-- Opening Marker --
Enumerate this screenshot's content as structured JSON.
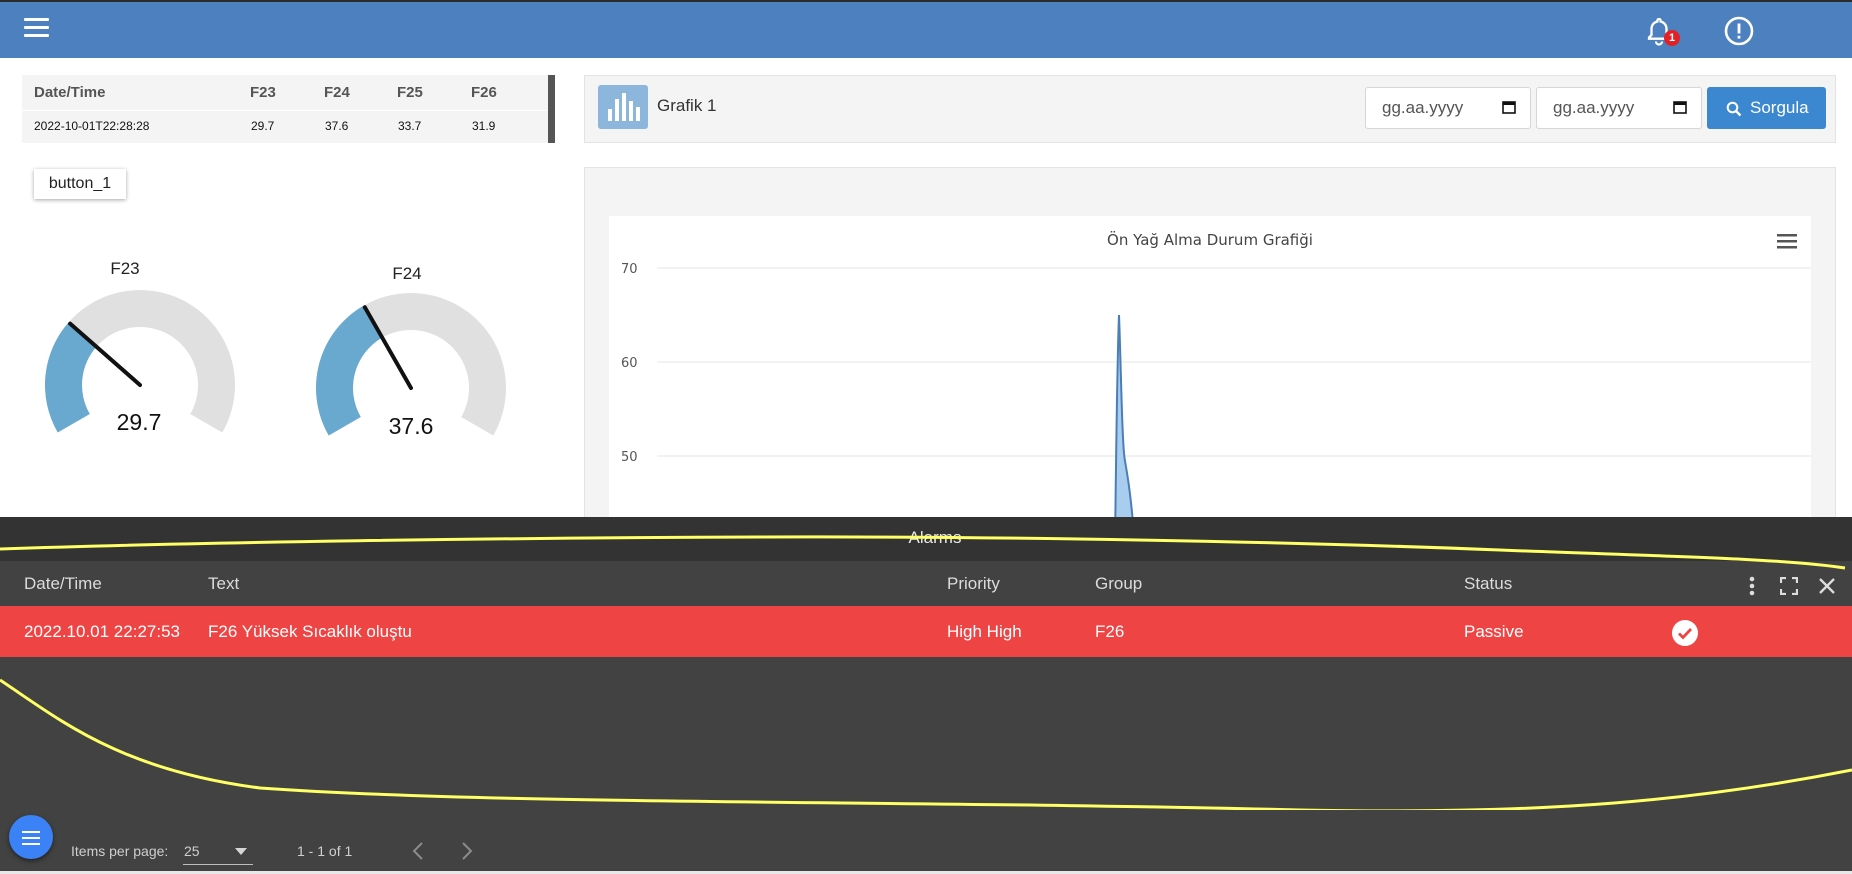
{
  "topbar": {
    "notification_count": "1",
    "accent_color": "#4d80be"
  },
  "data_table": {
    "columns": [
      "Date/Time",
      "F23",
      "F24",
      "F25",
      "F26"
    ],
    "rows": [
      [
        "2022-10-01T22:28:28",
        "29.7",
        "37.6",
        "33.7",
        "31.9"
      ]
    ]
  },
  "button_1": {
    "label": "button_1"
  },
  "gauges": [
    {
      "title": "F23",
      "value": "29.7",
      "fraction": 0.297
    },
    {
      "title": "F24",
      "value": "37.6",
      "fraction": 0.376
    }
  ],
  "chart_panel": {
    "title": "Grafik 1",
    "date_from_placeholder": "gg.aa.yyyy",
    "date_to_placeholder": "gg.aa.yyyy",
    "query_button": "Sorgula"
  },
  "chart_data": {
    "type": "area",
    "title": "Ön Yağ Alma Durum Grafiği",
    "y_ticks": [
      "70",
      "60",
      "50"
    ],
    "ylim": [
      40,
      70
    ],
    "peak_value": 65
  },
  "alarms": {
    "title": "Alarms",
    "columns": [
      "Date/Time",
      "Text",
      "Priority",
      "Group",
      "Status"
    ],
    "rows": [
      {
        "datetime": "2022.10.01 22:27:53",
        "text": "F26 Yüksek Sıcaklık oluştu",
        "priority": "High High",
        "group": "F26",
        "status": "Passive"
      }
    ],
    "row_color": "#ef4444",
    "items_per_page_label": "Items per page:",
    "items_per_page": "25",
    "range": "1 - 1 of 1"
  }
}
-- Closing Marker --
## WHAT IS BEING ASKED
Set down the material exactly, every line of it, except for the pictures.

## REPLY
Enumerate this screenshot's content as structured JSON.
{
  "topbar": {
    "notification_count": "1",
    "accent_color": "#4d80be"
  },
  "data_table": {
    "columns": [
      "Date/Time",
      "F23",
      "F24",
      "F25",
      "F26"
    ],
    "rows": [
      [
        "2022-10-01T22:28:28",
        "29.7",
        "37.6",
        "33.7",
        "31.9"
      ]
    ]
  },
  "button_1": {
    "label": "button_1"
  },
  "gauges": [
    {
      "title": "F23",
      "value": "29.7",
      "fraction": 0.297
    },
    {
      "title": "F24",
      "value": "37.6",
      "fraction": 0.376
    }
  ],
  "chart_panel": {
    "title": "Grafik 1",
    "date_from_placeholder": "gg.aa.yyyy",
    "date_to_placeholder": "gg.aa.yyyy",
    "query_button": "Sorgula"
  },
  "chart_data": {
    "type": "area",
    "title": "Ön Yağ Alma Durum Grafiği",
    "y_ticks": [
      "70",
      "60",
      "50"
    ],
    "ylim": [
      40,
      70
    ],
    "peak_value": 65
  },
  "alarms": {
    "title": "Alarms",
    "columns": [
      "Date/Time",
      "Text",
      "Priority",
      "Group",
      "Status"
    ],
    "rows": [
      {
        "datetime": "2022.10.01 22:27:53",
        "text": "F26 Yüksek Sıcaklık oluştu",
        "priority": "High High",
        "group": "F26",
        "status": "Passive"
      }
    ],
    "row_color": "#ef4444",
    "items_per_page_label": "Items per page:",
    "items_per_page": "25",
    "range": "1 - 1 of 1"
  }
}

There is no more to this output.